We had a simple old carbureted 460 with C6 three-speed automatic in the E350 under our 1984 24' Holiday Rambler. It got a little better mileage (8 vs 7) than we do now. That's a little unfair because the 31 Jayco is so much larger.
I'm probably showing my age and traditional preferences, but all else equal, I'd be trying to snag that 460/Bank$ before it got away.
I see it this way, quote's not original with me, but: Plastic's for Toys, Aluminum's for Pots'n'Pans, Cast Iron's for ENGINES.
Biggest single gripe about 460 (and 454 GM in Class C for that matter) is Exhaust Manifold Leaks, Cracks, Busted Bolts.

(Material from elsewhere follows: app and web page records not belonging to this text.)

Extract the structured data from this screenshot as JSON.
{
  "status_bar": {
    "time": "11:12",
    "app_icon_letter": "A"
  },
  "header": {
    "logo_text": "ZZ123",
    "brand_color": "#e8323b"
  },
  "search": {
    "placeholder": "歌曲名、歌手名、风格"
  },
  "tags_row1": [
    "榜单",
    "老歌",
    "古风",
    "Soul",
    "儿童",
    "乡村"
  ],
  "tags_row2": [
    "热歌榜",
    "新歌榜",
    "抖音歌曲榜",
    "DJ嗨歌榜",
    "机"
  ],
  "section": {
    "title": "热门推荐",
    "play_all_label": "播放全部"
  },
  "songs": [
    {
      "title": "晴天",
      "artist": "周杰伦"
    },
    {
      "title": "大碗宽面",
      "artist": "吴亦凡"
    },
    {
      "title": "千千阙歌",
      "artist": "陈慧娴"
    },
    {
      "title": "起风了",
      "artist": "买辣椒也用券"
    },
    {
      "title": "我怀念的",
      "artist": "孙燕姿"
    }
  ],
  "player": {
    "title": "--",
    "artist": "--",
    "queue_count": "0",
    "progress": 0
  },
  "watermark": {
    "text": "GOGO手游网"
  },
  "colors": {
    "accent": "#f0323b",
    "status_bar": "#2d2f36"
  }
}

The expensive cure is Bank$ Headers and there they are on this one!
Body Builder told me: You can make a Small Man (stock V10) as strong as a Big Man (stock 460), but you can make a Big Man (Bank$ 460) still stronger.
I'd be so hyped about that coach I couldn't stand it! Well, that CHASSIS. That said, YOU AND THE MRS Have to Like the Floorplan!
And yes, Winnebago is a prime brand.
* This post was
edited 04/13/12 10:11am by j-d *
God Bless, jd
2003 Jayco Escapade 31A on 2002 Ford E450 V10 4R100
The 460 breaks manifold bolts periodically as do many engines, especially in high temperature conditions. One simple remedy is to replace the bolts, one at a time every couple of years. This is not a difficult operation and, combined with anti-seize, usually avoids the issue completely.
The V10 has smaller bolts and I've seen even bigger problems with broken ones on that engine series. One recommendation is that one avoid any type of stainless fastener on exhaust because heating makes stainless harder than glass and so very difficult to drill. I used to sell many carbide drill bits in order to address broken stainless bolts and studs. Not nice when a carbide bit is required!
J-D said it best I think, but my vote is for the 460. My family has always had excellent life out of them. It will never get spectacular mileage, but you will have more than enough power until you start towing large loads behind the RV.